In order to gain insight into the significance of the adiabatic flux surfaces defined by $\mu _\epsilon$, consider the formulas for $\mu _\epsilon$ provided by Theorem 3.5. According to (3.14) the coefficient $\mu _0=\text {const.}$ since $\mathbf{d}\mu _0 = -\iota _{\xi _0}\mathbf{d}\vartheta _0 = \omega _0^{-1}\iota _{\boldsymbol {B}_0}\iota _{\boldsymbol {B}_0}\textrm {d}^3\boldsymbol {x} = 0$. Therefore the first possibly non-trivial coefficient is $\mu _1 = \iota _{\xi _0}\langle \vartheta _1\rangle$. Apparently the value of $\mu _1$ at $\boldsymbol {x}\in Q$ may be written as the line integral $\mu _1(\boldsymbol {x}) = (2{\rm \pi} )^{-1}\oint _{\ell _0(\boldsymbol {x})}\boldsymbol {A}_1\boldsymbol {\cdot } \textrm {d}\boldsymbol {x}$, with $\ell _0(\boldsymbol {x})$ defined as above and oriented so that $\boldsymbol {B}(\boldsymbol {x})$ is a positive basis for $T_{\boldsymbol {x}}\ell _0(\boldsymbol {x})$. This quantity can be understood as a magnetic flux as follows. Suppose that $Q$ is path connected, fix $\boldsymbol {x}_0\in Q$ and define the constant $\mu ^*_\epsilon = (2{\rm \pi} )^{-1}\oint _{\ell _0(\boldsymbol {x}_0)}\boldsymbol {A}_\epsilon \boldsymbol {\cdot } \textrm {d}\boldsymbol {x}$. The quantity $\bar {\mu }_\epsilon = \mu _\epsilon - \mu _\epsilon ^*$ is an adiabatic invariant since it differs from $\mu _\epsilon$ by a constant. The first non-zero coefficient of $\bar {\mu }_\epsilon$ is $\bar {\mu }_1(\boldsymbol {x}) = \mu _1(\boldsymbol {x}) - \mu _1^*$, which is, up to a constant, the same as $\mu _1$. Let $\boldsymbol {x}(\lambda )$ be a curve in $Q$ with, $\partial _\lambda \boldsymbol {x}(\lambda )\neq 0$, $\boldsymbol {x}(0) = \boldsymbol {x}_0$, and $\boldsymbol {x}(1) = \boldsymbol {x}$. Set $R_0(\boldsymbol {x}) = \bigcup _{\lambda \in [0,1]}\ell _0(\boldsymbol {x}(\lambda ))$. Note that $R_0(\boldsymbol {x})$ is a flux ribbon for $\boldsymbol {B}_0$ because it is a union of $\boldsymbol {B}_0$-lines. Now apply Stokes’ theorem according to

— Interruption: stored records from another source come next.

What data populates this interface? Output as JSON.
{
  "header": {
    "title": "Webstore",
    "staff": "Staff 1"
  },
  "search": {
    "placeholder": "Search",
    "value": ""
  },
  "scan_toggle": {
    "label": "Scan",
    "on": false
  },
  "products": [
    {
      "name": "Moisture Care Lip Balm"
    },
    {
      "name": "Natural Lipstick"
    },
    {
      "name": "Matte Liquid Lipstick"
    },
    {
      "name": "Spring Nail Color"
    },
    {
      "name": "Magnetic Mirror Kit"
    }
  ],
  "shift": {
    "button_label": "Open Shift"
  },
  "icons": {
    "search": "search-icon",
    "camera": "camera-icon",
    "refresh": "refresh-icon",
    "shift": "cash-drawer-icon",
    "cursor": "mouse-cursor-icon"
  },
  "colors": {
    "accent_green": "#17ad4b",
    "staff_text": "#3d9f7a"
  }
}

(5.2)\begin{align} \bar{\mu}_1(\boldsymbol{x})& = \frac{1}{2{\rm \pi}}\oint_{\ell_0(\boldsymbol{x})}\boldsymbol{A}_1\boldsymbol{\cdot} \textrm{d}\boldsymbol{x} - \frac{1}{2{\rm \pi}}\oint_{\ell_0(\boldsymbol{x}_0)}\boldsymbol{A}_1\boldsymbol{\cdot} \textrm{d}\boldsymbol{x}\nonumber\\ & = \frac{1}{2{\rm \pi}}\int_{R_0(\boldsymbol{x})}\boldsymbol{B}_1\boldsymbol{\cdot} \textrm{d}\boldsymbol{S}, \end{align}

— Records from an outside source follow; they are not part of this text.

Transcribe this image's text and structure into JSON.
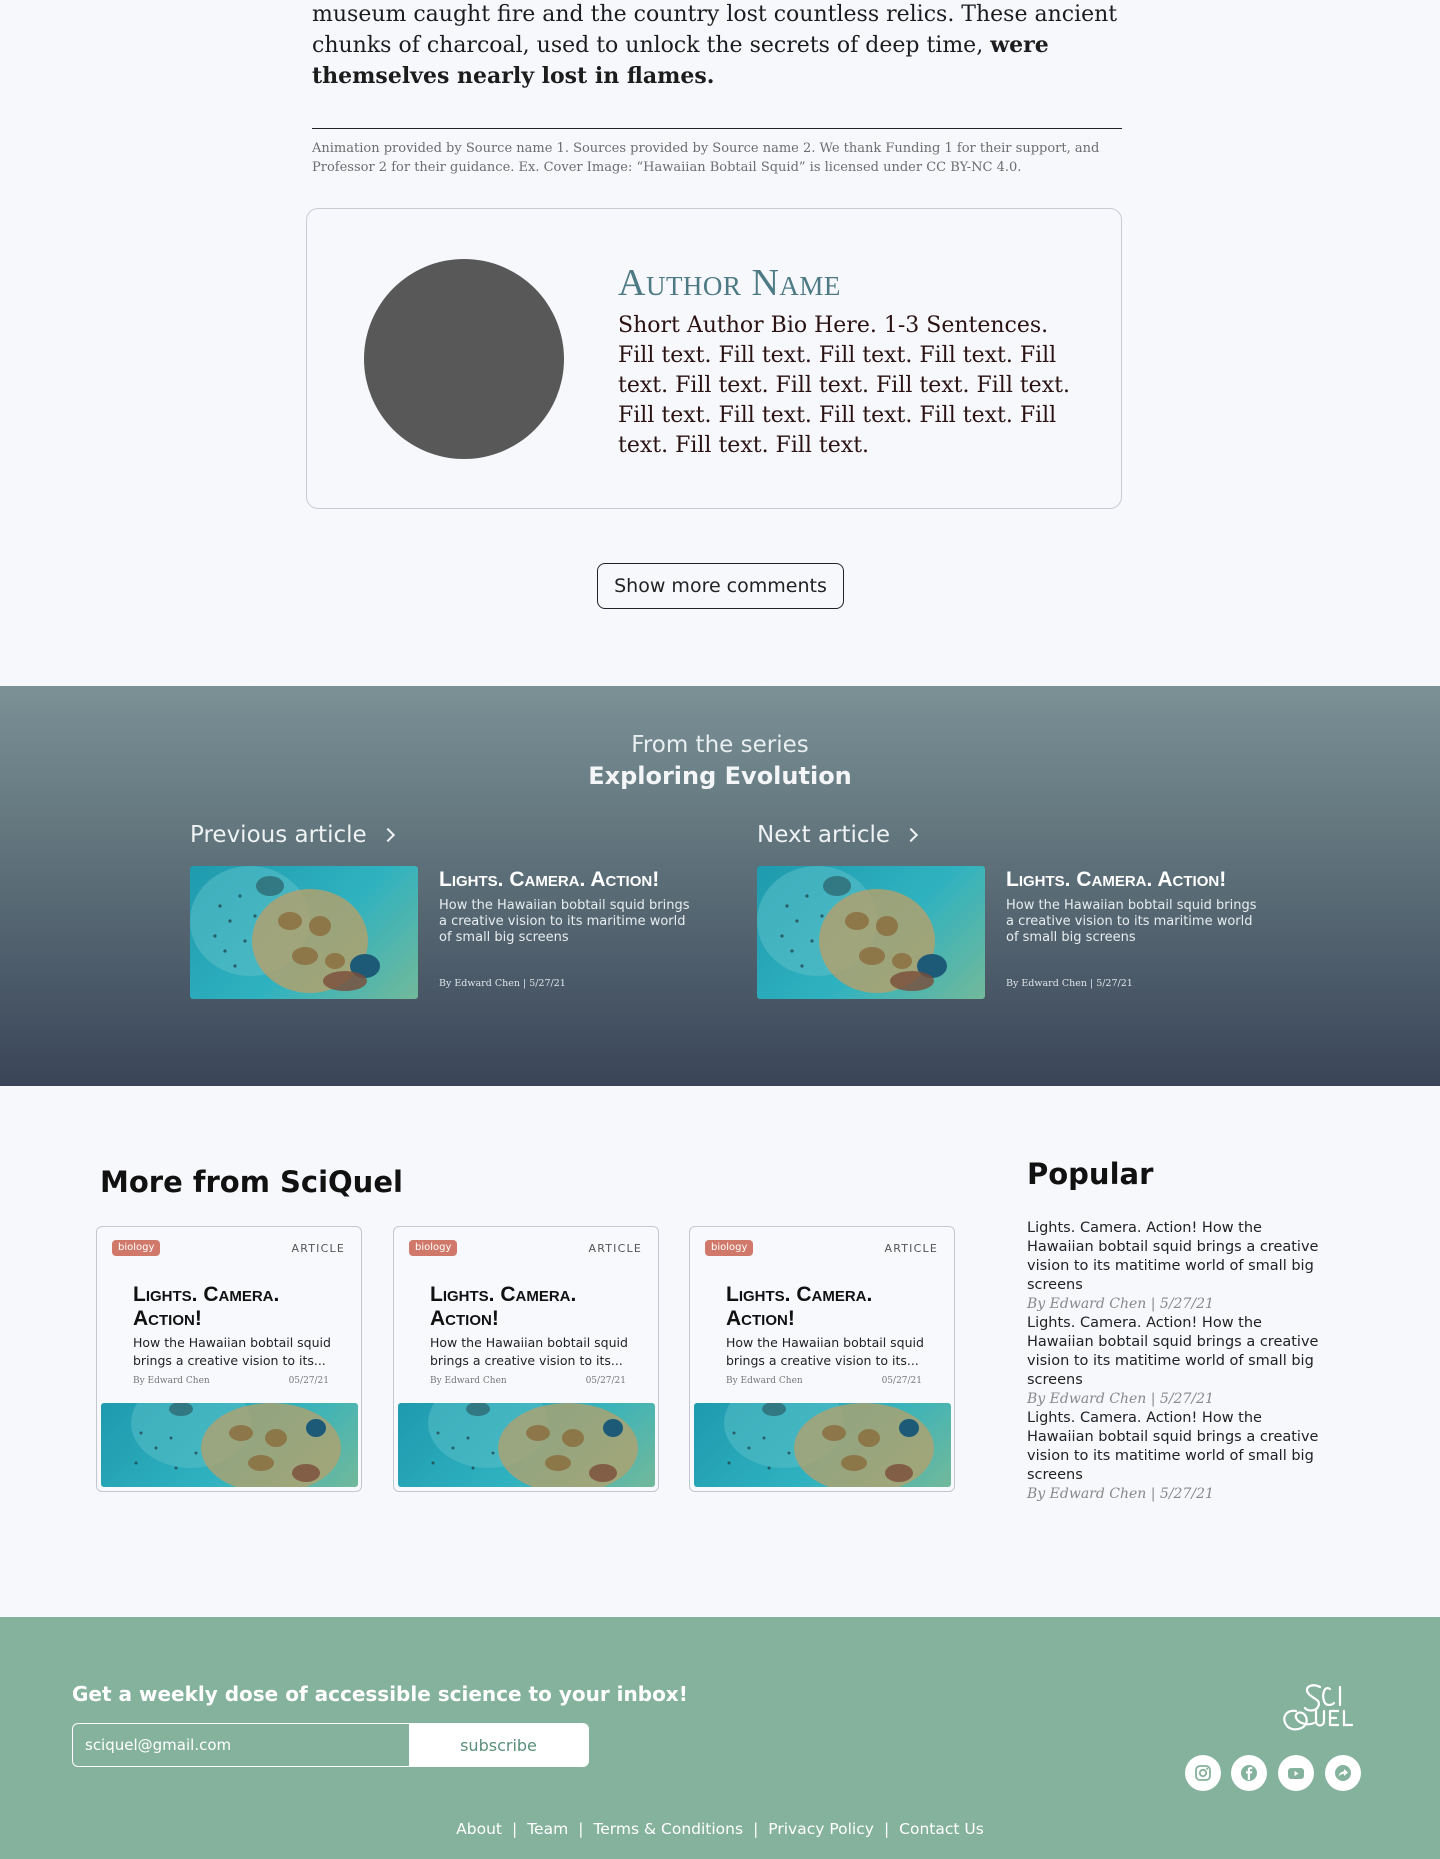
{
  "article": {
    "end_line_1": "museum caught fire and the country lost countless relics. These ancient",
    "end_line_2": "chunks of charcoal, used to unlock the secrets of deep time, ",
    "end_bold": "were themselves nearly lost in flames.",
    "credits": "Animation provided by Source name 1. Sources provided by Source name 2. We thank Funding 1 for their support, and Professor 2 for their guidance. Ex. Cover Image: “Hawaiian Bobtail Squid” is licensed under CC BY-NC 4.0."
  },
  "author": {
    "name": "Author Name",
    "bio": "Short Author Bio Here. 1-3 Sentences. Fill text. Fill text. Fill text. Fill text. Fill text. Fill text. Fill text. Fill text. Fill text. Fill text. Fill text. Fill text. Fill text. Fill text. Fill text. Fill text."
  },
  "comments": {
    "show_more_label": "Show more comments"
  },
  "series": {
    "kicker": "From the series",
    "title": "Exploring Evolution",
    "previous": {
      "heading": "Previous article",
      "title": "Lights. Camera. Action!",
      "desc": "How the Hawaiian bobtail squid brings a creative vision to its maritime world of small big screens",
      "byline": "By Edward Chen | 5/27/21"
    },
    "next": {
      "heading": "Next article",
      "title": "Lights. Camera. Action!",
      "desc": "How the Hawaiian bobtail squid brings a creative vision to its maritime world of small big screens",
      "byline": "By Edward Chen | 5/27/21"
    }
  },
  "more": {
    "title": "More from SciQuel",
    "cards": [
      {
        "tag": "biology",
        "type": "ARTICLE",
        "title": "Lights. Camera. Action!",
        "desc": "How the Hawaiian bobtail squid brings a creative vision to its...",
        "author": "By Edward Chen",
        "date": "05/27/21"
      },
      {
        "tag": "biology",
        "type": "ARTICLE",
        "title": "Lights. Camera. Action!",
        "desc": "How the Hawaiian bobtail squid brings a creative vision to its...",
        "author": "By Edward Chen",
        "date": "05/27/21"
      },
      {
        "tag": "biology",
        "type": "ARTICLE",
        "title": "Lights. Camera. Action!",
        "desc": "How the Hawaiian bobtail squid brings a creative vision to its...",
        "author": "By Edward Chen",
        "date": "05/27/21"
      }
    ]
  },
  "popular": {
    "title": "Popular",
    "items": [
      {
        "text": "Lights. Camera. Action! How the Hawaiian bobtail squid brings a creative vision to its matitime world of small big screens",
        "byline": "By Edward Chen | 5/27/21"
      },
      {
        "text": "Lights. Camera. Action! How the Hawaiian bobtail squid brings a creative vision to its matitime world of small big screens",
        "byline": "By Edward Chen | 5/27/21"
      },
      {
        "text": "Lights. Camera. Action! How the Hawaiian bobtail squid brings a creative vision to its matitime world of small big screens",
        "byline": "By Edward Chen | 5/27/21"
      }
    ]
  },
  "footer": {
    "cta": "Get a weekly dose of accessible science to your inbox!",
    "email_value": "sciquel@gmail.com",
    "subscribe_label": "subscribe",
    "logo_text": "SciQuel",
    "social": [
      "instagram-icon",
      "facebook-icon",
      "youtube-icon",
      "share-icon"
    ],
    "links": [
      "About",
      "Team",
      "Terms & Conditions",
      "Privacy Policy",
      "Contact Us"
    ]
  },
  "colors": {
    "author_name": "#4e7a85",
    "tag": "#d0786a",
    "footer_bg": "#85b29d",
    "series_top": "#7b9196",
    "series_bottom": "#3a4558"
  }
}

where $R_0(\boldsymbol {x})$ is oriented so that $(\partial _\lambda \boldsymbol {x}(\lambda ),\boldsymbol {B}(\boldsymbol {x}(\lambda ))$ is a positive basis for $T_{\boldsymbol {x}(\lambda )}R_0(\boldsymbol {x})$. This shows that, up to an unimportant additive constant, $\mu _1(\boldsymbol {x})$ is equal to the (normalized) flux of $\boldsymbol {B}_1$ through any flux ribbon $R_0(\boldsymbol {x})$ whose boundary is $\partial R_0(\boldsymbol {x}) = \ell _0(\boldsymbol {x})\cup \ell _0(\boldsymbol {x}_0)$. If $\boldsymbol {B}_0$ contains a single magnetic axis $L$ then it is permissible to set $\ell _0(\boldsymbol {x}_0) = L$. In this special case